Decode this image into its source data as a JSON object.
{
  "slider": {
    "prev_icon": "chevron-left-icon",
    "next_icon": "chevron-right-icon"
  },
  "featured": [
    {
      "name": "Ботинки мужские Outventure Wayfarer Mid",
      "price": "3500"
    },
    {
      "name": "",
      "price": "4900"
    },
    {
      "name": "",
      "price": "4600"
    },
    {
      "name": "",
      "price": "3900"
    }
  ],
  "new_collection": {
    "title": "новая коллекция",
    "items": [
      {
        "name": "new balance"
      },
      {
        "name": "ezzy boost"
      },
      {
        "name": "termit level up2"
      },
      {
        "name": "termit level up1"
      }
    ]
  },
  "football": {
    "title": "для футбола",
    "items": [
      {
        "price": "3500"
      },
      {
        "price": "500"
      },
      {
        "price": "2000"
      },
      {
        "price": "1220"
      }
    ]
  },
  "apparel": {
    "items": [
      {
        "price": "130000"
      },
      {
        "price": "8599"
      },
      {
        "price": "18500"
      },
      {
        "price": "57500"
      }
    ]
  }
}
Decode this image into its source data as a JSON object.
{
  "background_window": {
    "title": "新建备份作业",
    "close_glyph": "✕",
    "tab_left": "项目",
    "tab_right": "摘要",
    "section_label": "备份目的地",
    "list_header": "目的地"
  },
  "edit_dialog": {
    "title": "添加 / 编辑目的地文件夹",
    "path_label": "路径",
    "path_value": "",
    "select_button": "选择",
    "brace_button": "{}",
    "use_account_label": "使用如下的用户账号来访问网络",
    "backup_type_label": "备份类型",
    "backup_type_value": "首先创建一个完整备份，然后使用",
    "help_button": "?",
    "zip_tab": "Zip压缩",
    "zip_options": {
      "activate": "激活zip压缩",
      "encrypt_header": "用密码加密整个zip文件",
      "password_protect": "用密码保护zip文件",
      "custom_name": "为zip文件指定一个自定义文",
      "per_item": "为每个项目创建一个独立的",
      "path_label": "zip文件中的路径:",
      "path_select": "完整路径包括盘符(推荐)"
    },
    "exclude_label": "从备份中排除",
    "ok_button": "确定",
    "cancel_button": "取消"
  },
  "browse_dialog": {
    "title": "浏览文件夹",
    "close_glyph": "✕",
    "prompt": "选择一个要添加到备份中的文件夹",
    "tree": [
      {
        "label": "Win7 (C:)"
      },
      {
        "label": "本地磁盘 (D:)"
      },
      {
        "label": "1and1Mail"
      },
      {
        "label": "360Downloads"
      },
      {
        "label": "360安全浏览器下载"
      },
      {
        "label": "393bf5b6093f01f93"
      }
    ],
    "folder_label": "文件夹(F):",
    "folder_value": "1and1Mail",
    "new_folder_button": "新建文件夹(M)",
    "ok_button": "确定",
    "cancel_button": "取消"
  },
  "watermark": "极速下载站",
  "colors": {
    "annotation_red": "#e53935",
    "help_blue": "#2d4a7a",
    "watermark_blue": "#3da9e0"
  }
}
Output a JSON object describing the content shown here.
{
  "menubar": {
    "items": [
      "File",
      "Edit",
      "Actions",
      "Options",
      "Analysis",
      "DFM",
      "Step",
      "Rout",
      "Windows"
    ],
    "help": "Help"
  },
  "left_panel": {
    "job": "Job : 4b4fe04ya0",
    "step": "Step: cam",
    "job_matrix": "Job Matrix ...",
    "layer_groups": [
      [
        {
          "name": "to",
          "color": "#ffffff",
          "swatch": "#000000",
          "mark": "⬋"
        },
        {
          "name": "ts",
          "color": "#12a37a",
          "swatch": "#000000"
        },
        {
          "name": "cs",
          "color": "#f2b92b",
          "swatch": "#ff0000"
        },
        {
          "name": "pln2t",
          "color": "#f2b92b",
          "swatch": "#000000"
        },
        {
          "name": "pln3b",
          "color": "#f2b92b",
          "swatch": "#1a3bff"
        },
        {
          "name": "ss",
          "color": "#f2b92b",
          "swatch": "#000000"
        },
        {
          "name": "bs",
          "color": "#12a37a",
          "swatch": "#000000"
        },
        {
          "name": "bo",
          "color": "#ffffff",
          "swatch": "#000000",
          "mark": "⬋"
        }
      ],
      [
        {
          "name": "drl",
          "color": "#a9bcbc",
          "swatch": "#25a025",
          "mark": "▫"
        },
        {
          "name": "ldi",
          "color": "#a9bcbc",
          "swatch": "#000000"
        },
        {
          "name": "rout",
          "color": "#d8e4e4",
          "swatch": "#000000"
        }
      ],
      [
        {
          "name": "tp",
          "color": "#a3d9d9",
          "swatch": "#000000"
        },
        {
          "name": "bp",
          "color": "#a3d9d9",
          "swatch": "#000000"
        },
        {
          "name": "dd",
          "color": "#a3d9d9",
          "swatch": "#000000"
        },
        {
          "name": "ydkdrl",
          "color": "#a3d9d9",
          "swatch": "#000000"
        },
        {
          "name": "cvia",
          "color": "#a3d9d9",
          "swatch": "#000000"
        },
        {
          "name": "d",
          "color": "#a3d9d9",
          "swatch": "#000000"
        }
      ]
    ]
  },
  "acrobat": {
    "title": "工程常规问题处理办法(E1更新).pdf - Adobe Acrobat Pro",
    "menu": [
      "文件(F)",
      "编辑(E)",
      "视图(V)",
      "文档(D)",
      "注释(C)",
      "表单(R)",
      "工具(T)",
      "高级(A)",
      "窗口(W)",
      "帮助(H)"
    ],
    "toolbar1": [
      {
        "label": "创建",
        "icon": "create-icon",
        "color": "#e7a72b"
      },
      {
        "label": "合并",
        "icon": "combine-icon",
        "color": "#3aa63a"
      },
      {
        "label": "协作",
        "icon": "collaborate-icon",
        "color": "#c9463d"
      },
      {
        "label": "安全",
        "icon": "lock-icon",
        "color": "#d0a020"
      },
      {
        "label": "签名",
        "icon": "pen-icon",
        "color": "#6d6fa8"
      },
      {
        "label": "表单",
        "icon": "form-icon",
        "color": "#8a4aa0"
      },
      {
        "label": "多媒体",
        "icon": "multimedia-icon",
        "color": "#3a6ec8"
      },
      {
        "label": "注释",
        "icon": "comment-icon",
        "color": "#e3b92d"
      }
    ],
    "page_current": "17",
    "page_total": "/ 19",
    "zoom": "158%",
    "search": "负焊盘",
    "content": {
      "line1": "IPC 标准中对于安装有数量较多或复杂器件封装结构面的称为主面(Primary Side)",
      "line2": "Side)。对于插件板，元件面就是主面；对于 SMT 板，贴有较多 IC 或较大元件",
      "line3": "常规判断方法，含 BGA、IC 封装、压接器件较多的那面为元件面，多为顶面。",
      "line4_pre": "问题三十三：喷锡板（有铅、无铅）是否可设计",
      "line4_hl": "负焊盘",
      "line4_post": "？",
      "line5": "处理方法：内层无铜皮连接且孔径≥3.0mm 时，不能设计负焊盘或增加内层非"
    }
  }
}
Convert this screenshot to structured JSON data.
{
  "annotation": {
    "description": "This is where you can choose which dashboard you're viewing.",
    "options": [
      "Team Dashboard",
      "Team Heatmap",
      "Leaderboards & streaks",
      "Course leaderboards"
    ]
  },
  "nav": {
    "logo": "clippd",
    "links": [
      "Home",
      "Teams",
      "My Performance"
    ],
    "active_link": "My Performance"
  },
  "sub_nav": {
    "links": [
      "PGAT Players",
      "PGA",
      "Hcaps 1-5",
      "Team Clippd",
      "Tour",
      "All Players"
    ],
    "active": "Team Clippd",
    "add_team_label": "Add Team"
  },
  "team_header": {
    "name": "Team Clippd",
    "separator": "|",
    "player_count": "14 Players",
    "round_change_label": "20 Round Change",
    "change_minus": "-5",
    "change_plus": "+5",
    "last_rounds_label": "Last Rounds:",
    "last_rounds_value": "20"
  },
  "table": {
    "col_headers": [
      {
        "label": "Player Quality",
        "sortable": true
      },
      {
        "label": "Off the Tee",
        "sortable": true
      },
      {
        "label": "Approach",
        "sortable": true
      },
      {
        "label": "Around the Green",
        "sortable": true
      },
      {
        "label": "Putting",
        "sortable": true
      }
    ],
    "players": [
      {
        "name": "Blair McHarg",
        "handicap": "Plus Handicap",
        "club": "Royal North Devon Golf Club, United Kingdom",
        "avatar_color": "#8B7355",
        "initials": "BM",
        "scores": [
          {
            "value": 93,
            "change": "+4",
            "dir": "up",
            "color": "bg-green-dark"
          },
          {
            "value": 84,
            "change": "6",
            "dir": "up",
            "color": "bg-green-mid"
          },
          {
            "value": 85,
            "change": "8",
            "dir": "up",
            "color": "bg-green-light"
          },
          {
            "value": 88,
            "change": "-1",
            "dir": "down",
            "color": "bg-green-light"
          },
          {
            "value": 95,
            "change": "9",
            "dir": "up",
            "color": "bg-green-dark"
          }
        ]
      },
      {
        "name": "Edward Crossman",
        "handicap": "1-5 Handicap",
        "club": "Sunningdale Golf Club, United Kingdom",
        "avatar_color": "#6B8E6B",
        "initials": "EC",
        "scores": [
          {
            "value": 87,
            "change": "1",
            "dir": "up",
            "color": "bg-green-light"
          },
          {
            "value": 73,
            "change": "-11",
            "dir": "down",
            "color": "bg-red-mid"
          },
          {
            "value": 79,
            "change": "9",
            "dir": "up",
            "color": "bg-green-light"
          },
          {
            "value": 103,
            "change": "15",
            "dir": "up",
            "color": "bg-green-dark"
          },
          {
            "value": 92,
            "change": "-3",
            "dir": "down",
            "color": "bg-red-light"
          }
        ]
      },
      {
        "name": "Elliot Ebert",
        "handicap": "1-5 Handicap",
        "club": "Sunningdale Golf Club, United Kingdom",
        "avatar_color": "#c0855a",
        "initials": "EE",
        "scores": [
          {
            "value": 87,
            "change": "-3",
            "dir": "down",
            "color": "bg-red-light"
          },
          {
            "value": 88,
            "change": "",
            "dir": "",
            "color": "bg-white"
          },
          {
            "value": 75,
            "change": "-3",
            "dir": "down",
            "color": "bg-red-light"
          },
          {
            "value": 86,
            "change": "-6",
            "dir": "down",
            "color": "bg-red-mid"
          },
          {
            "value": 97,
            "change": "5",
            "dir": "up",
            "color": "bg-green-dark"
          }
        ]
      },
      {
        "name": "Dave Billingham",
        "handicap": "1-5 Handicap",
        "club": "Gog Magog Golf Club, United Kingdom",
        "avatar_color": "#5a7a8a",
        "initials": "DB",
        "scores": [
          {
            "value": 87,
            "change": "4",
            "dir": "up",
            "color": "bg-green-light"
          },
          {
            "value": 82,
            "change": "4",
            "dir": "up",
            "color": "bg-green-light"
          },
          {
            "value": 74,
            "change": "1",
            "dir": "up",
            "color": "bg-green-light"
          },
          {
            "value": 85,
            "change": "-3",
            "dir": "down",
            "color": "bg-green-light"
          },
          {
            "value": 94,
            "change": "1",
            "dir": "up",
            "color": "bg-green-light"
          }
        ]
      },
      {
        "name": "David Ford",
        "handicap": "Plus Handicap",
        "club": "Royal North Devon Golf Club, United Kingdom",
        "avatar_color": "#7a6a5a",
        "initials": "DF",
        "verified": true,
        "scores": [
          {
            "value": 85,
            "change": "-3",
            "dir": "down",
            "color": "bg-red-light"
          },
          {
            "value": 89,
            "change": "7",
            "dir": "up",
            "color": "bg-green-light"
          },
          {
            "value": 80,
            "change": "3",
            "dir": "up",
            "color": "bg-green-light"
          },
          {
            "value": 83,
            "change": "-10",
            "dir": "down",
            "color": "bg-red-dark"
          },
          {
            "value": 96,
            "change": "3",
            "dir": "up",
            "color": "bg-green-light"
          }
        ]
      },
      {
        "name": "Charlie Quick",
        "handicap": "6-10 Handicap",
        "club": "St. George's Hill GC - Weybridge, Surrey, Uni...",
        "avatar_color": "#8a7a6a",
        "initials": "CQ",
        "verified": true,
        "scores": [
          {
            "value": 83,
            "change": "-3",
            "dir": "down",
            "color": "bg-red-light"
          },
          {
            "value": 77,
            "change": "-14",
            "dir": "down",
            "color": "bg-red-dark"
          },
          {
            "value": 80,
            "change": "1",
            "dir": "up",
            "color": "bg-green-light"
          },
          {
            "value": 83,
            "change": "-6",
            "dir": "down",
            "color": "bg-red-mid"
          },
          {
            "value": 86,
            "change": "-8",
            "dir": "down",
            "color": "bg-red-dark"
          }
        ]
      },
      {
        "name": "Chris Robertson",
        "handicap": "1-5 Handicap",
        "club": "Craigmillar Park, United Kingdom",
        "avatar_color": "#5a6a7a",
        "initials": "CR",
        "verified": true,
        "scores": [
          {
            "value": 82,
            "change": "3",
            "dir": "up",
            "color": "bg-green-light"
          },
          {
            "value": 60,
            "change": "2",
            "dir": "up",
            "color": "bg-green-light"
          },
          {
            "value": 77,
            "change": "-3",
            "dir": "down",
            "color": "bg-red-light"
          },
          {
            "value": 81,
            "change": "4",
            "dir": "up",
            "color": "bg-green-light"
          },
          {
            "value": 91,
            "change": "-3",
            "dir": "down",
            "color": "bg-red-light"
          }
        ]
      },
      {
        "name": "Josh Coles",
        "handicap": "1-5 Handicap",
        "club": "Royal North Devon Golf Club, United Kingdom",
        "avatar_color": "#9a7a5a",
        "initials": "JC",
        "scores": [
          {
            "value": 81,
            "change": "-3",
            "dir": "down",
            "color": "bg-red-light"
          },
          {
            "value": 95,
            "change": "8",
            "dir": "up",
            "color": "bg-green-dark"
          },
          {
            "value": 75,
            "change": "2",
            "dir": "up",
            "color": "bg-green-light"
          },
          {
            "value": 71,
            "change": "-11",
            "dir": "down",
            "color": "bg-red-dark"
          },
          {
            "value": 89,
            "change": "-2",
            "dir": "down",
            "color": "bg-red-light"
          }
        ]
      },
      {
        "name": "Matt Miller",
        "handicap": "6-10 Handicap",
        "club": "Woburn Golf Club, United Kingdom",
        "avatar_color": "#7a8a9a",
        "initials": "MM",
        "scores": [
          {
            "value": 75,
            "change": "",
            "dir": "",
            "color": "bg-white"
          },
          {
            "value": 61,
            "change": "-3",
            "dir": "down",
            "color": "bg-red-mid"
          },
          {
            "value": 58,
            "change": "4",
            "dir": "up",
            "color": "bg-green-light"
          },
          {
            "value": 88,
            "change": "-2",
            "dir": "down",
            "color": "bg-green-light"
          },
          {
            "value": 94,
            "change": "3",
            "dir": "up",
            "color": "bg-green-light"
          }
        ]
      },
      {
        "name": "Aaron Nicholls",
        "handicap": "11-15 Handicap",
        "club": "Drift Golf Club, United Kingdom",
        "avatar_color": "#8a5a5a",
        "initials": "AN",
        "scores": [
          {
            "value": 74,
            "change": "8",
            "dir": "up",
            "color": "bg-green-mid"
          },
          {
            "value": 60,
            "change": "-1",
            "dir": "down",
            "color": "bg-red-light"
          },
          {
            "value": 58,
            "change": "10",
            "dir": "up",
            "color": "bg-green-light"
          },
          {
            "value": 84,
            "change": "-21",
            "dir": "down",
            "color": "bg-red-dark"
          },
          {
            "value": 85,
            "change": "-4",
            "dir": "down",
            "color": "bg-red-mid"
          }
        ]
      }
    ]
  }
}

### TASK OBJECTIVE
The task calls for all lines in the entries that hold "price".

### EXERCISE RESPONSE
      "price": "3500"
      "price": "4900"
      "price": "4600"
      "price": "3900"
        "price": "3500"
        "price": "500"
        "price": "2000"
        "price": "1220"
        "price": "130000"
        "price": "8599"
        "price": "18500"
        "price": "57500"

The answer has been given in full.